"On paper, we're pretty good," Griese said. "We have some older guys who have been around and some younger guys who have a lot of talent. But we have to come together as a team. You look at New England. They didn't have as much talent as some of the teams they beat, but the deciding factor is being there for each other on every play."
Shanahan still comes to the defense of Griese, but he knows that it's time for the quarterback to perform like a $39 million asset.
"It's like Baltimore last year, " Shanahan said. "Everybody blamed Elvis Grbac, but they lost two offensive tackles and their running back. Tennessee, weren't they the No. 1 defense two years ago? They finished something like 28th. There's a reason for those things. Sometimes, you've got to be lucky."
The Broncos haven't been lucky with injuries of late.
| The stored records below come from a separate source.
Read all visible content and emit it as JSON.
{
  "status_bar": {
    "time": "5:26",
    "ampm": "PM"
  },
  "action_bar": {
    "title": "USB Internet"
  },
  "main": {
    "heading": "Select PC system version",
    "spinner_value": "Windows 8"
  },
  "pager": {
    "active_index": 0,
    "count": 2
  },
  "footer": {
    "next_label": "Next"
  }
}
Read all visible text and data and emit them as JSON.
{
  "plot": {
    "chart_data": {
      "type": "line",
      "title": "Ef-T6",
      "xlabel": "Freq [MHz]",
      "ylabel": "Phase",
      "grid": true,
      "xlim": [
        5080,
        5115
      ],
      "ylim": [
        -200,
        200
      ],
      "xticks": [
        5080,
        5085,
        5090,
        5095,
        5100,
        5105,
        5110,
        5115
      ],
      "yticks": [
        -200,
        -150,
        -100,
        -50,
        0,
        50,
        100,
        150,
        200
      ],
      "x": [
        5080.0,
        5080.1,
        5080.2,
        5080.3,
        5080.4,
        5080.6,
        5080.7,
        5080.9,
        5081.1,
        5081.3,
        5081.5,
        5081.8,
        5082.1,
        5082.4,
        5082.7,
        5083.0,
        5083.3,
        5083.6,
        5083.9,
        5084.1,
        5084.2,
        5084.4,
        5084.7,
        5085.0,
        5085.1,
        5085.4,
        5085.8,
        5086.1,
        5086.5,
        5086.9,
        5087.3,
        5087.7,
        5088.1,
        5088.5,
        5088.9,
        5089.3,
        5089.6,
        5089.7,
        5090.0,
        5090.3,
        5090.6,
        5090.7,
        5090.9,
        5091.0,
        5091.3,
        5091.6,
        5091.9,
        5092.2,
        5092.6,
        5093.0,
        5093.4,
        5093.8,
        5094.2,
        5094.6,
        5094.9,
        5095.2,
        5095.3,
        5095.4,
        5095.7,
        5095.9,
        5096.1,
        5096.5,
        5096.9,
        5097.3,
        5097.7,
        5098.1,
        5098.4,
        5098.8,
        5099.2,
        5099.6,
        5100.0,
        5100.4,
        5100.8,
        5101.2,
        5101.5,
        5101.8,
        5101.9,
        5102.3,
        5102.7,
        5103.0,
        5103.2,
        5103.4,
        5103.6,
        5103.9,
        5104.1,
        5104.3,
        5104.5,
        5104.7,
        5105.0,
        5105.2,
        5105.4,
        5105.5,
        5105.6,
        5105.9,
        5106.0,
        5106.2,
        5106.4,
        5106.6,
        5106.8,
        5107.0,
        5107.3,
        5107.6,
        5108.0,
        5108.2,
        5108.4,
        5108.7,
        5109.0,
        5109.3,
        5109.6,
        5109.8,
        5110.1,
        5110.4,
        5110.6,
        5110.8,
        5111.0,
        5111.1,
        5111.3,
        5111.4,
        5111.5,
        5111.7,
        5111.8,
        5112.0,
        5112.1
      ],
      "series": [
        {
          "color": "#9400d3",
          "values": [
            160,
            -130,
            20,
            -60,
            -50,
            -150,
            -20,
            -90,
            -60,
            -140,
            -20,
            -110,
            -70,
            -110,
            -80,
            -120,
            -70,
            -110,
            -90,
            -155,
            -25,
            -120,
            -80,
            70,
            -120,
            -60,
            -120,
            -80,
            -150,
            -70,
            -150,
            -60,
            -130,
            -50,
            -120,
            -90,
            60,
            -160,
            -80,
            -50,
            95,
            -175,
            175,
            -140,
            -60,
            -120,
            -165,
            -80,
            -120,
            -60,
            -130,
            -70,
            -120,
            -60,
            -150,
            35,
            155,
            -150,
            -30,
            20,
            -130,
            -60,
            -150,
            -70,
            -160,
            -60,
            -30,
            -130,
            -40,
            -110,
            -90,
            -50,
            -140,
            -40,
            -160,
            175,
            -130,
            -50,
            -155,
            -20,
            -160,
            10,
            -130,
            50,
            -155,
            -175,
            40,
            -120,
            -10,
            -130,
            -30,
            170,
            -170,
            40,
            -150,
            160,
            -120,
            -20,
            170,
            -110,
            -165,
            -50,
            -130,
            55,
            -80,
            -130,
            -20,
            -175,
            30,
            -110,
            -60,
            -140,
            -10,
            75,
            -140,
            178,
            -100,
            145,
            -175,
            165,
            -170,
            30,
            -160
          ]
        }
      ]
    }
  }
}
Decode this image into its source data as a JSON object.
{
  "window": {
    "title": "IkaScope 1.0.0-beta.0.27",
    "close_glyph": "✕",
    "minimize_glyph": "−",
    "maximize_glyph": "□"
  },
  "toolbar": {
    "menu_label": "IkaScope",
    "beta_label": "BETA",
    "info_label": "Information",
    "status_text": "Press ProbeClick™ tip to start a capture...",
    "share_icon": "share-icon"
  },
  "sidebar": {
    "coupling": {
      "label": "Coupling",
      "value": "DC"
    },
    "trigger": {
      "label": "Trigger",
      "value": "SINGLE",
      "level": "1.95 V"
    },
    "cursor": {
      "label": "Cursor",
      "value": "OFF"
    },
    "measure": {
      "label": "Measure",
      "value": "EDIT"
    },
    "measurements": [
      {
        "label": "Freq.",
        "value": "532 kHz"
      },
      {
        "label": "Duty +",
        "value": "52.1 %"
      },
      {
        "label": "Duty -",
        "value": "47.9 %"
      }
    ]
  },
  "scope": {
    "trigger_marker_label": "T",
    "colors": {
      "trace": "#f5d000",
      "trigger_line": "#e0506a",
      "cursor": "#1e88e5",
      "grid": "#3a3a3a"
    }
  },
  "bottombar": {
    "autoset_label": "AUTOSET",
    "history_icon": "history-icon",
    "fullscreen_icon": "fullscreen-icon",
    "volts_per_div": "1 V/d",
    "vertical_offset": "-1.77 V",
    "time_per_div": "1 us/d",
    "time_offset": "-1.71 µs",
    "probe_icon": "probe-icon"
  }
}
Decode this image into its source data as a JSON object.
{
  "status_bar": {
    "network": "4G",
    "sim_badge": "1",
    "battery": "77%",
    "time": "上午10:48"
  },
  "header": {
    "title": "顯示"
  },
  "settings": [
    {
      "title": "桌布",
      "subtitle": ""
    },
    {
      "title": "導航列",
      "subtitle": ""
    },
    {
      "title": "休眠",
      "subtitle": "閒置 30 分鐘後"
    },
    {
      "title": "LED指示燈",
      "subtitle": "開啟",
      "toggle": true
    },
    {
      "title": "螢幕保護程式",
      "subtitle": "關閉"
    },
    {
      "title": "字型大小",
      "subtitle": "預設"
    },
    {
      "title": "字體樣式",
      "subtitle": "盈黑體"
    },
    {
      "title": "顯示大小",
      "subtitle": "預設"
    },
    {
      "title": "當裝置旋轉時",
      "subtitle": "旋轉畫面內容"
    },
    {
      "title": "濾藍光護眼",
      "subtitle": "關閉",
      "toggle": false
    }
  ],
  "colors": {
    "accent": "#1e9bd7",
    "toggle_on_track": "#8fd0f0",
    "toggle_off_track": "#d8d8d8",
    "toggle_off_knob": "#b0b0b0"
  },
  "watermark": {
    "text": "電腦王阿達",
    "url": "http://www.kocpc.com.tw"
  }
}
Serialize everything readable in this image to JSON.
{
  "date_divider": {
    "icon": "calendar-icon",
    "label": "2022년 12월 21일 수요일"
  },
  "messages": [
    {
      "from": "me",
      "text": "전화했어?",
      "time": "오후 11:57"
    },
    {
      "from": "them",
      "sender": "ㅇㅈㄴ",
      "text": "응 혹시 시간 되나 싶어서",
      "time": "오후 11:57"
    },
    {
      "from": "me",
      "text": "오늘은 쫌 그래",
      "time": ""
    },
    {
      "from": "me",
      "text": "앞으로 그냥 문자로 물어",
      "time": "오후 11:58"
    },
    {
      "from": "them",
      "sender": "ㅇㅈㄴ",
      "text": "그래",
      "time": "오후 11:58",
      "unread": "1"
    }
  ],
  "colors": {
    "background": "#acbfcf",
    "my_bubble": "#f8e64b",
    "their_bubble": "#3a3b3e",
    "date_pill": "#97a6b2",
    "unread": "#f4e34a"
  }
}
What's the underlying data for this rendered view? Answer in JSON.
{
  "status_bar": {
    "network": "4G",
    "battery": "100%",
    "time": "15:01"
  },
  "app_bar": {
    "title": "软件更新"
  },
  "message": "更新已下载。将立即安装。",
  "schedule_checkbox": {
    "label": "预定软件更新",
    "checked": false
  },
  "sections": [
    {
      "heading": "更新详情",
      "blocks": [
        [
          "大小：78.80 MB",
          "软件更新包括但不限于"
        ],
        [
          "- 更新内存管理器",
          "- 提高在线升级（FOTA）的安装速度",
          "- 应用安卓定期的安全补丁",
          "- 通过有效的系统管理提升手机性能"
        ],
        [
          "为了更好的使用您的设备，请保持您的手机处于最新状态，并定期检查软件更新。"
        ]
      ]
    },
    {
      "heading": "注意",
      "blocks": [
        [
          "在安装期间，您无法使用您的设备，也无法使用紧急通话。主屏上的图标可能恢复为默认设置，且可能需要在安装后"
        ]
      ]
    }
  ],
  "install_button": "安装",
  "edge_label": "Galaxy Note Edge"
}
Halfback Terrell Davis has battled knee and foot problems for three seasons. Wide receiver Ed McCaffrey is coming off a horrible broken leg. Rod Smith is about 90 percent while recovering from a stress fracture in a leg. Despite that, Shanahan has assembled his deepest set of receivers and backs in his eight years as head coach. And the defense is loaded with big defensive linemen, big, quick linebackers and tall, angular cornerbacks.
"There is no question we're going to be a top five offense," Sharpe said. "There is no reason for us not to be a top five defense. We've got to take better care of the ball. Brian admits he made mistakes last year. You've got to look at the play and it's not there, you've got to live to see another day. Sometimes, a quarterback gets caught up thinking, `Let me try to make this play."'
Griese threw 19 interceptions last season. That can't happen again. He's a $39 million quarterback, and impatience is growing to a point that he must step up or the organization will start thinking change after this season.
"Brian Griese has got to play better," Shanahan said. "He's got to pick up his game. When you lose players because of injury, a quarterback has to get the players to come in to play well. When you lose players, there is no complaining about the players you lose. What you try to do is encourage the players."
Shanahan remains supportive because Griese did play Pro Bowl ball two years ago and he started last season with two three-touchdown games. He's mingling more with his teammates, and he's following Smith's advice -- he's laughing more.
Smith even vowed to hire a comedian to follow him around if Griese looks down. In fact, Smith told Griese not to have a frown even if he throws five interceptions in a game.
"As a quarterback, you can be a lightning rod for your team in a positive way, but also in a negative way by putting them in a bad situation," Griese said.
Whether the Broncos finish 8-8 or 12-4 will depend on which lightning rod Griese becomes.
John Clayton is a senior NFL writer for ESPN.com.